Earlier this year, United Nations Industrial Development Organization (UNIDO), launched a Global Call for Innovative Solutions in Cleantech and Sustainable Land Management. Its objective was to identify readily deployable and scalable solutions to address the adverse effects of climate change and ultimately contribute to inclusive and sustainable economic development.
The competition defined cleantech as any process, product, or service that reduces negative environmental impacts through significant energy efficiency improvements, the sustainable use of resources, or environmental protection activities. Sustainable land management refers to innovative solutions productive lands, including new technologies and approaches to production with a demonstrable positive contribution to soil health, land rehabilitation and combating desertification. Both cleantech and sustainable land management are vital tools in the fight against climate change, which is why this Global Call is so important.
The response to the call was huge: 294 applications from 71 countries in five continents, illustrating the range and depth of cleantech companies around the world. So, let’s introduce this year’s winners:
Runwithit Synthetics (Canada)
RUNWITHIT is a Canadian company that uses Artificial Intelligence (AI) to create city or region-specific, localised ‘future labs’ to accelerate the decarbonisation of our urban areas.
These future labs, which the company calls Single Synthetic Environments (SSE’s), are AI models that include people, policy, climate, and any scenario of interest to help reduce emissions. They do this by generating scenario-based synthetic data for calculating the impacts and outcomes of design choices around technology, infrastructure, and policy of our cities. Everything from the design of our roads to how we live can be “modelled” on an AI computer, and using that information, better, less carbon intensive cities can be designed by planners.
Betteries AMPS (Germany)
Betteries is a Berlin-based company that recycles ‘second-life batteries’ for electric vehicles (EVs) in order to accelerate the transition to renewable energy. Re-using EV batteries – which are a huge environmental problem in developed countries – enables a cost reduction of 20 to 60 per cent compared to first life lithium-ion (Li-ion) batteries or diesel generators. The company’s goal is to provide low-cost energy storage that can power mobility devices and work tools for people with limited resources in the developed world, for example for rickshaw drivers in Africa and India. The recycled batteries can be rented on a long or short term basis; an affordable and renewable solution.
Polycare Research Technology (Germany)

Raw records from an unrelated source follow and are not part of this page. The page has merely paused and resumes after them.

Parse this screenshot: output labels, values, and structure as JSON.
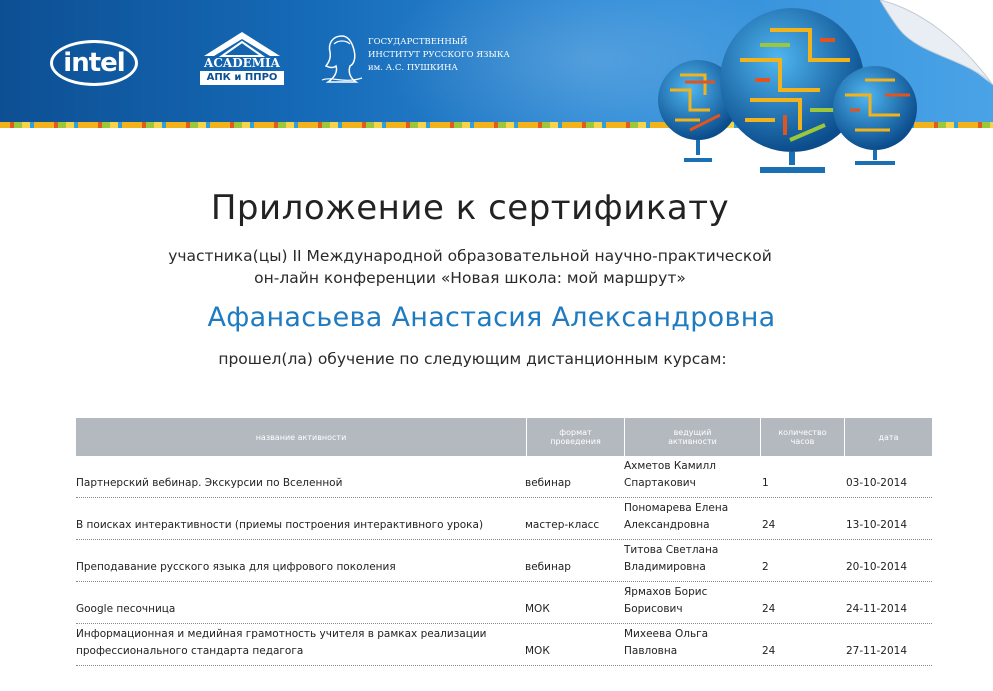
{
  "header": {
    "logo_intel": "intel",
    "logo_academia_word": "ACADEMIA",
    "logo_academia_sub": "АПК и ППРО",
    "logo_pushkin_lines": [
      "ГОСУДАРСТВЕННЫЙ",
      "ИНСТИТУТ РУССКОГО ЯЗЫКА",
      "им. А.С. ПУШКИНА"
    ]
  },
  "document": {
    "title": "Приложение к сертификату",
    "subtitle_lines": [
      "участника(цы) II Международной образовательной научно-практической",
      "он-лайн конференции «Новая школа: мой маршрут»"
    ],
    "participant_name": "Афанасьева Анастасия Александровна",
    "passed_text": "прошел(ла) обучение по следующим дистанционным курсам:"
  },
  "table": {
    "headers": [
      [
        "название активности"
      ],
      [
        "формат",
        "проведения"
      ],
      [
        "ведущий",
        "активности"
      ],
      [
        "количество",
        "часов"
      ],
      [
        "дата"
      ]
    ],
    "rows": [
      {
        "activity": [
          "Партнерский вебинар. Экскурсии по Вселенной"
        ],
        "format": "вебинар",
        "host": [
          "Ахметов Камилл",
          "Спартакович"
        ],
        "hours": "1",
        "date": "03-10-2014"
      },
      {
        "activity": [
          "В поисках интерактивности (приемы построения интерактивного урока)"
        ],
        "format": "мастер-класс",
        "host": [
          "Пономарева Елена",
          "Александровна"
        ],
        "hours": "24",
        "date": "13-10-2014"
      },
      {
        "activity": [
          "Преподавание русского языка для цифрового поколения"
        ],
        "format": "вебинар",
        "host": [
          "Титова Светлана",
          "Владимировна"
        ],
        "hours": "2",
        "date": "20-10-2014"
      },
      {
        "activity": [
          "Google песочница"
        ],
        "format": "МОК",
        "host": [
          "Ярмахов Борис",
          "Борисович"
        ],
        "hours": "24",
        "date": "24-11-2014"
      },
      {
        "activity": [
          "Информационная и медийная грамотность учителя в рамках реализации",
          "профессионального стандарта педагога"
        ],
        "format": "МОК",
        "host": [
          "Михеева Ольга",
          "Павловна"
        ],
        "hours": "24",
        "date": "27-11-2014"
      }
    ]
  },
  "colors": {
    "banner_dark": "#0d4f93",
    "banner_light": "#4aa3e6",
    "name_blue": "#1f7bc0",
    "table_header_gray": "#b3b9be"
  }
}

Polycare is a sustainable building company based in Gehlberg, Germany that has developed building blocks (Polyblocks) made with inferior sands or processed waste and recycled PET waste (used in plastic bottles and clothes) as part of the binder. The polymer concrete is moulded into special block types that are used to construct Polycare housing. The houses can be built by unskilled workers and eventually dismantled again so that the blocks can be reused after the building lifecycle. The company’s goal is to build Polycare factories in Africa and other developing economies, so the growing demand for housing can be met without increasing emissions. At the moment, the company claims using its technology saves about 60 per cent of CO emissions compared to conventional building methods.
Chint New Energy Development (China)
Chint Solar is a solar power company based in Hangzhou which combines solar PV systems with innovative land management techniques. The company uses the space underneath the PV panels as farmland – both for crops and as grazing land – which helps local farmers use the land to its fullest potential.
Pictures Courtesy: UNIDO website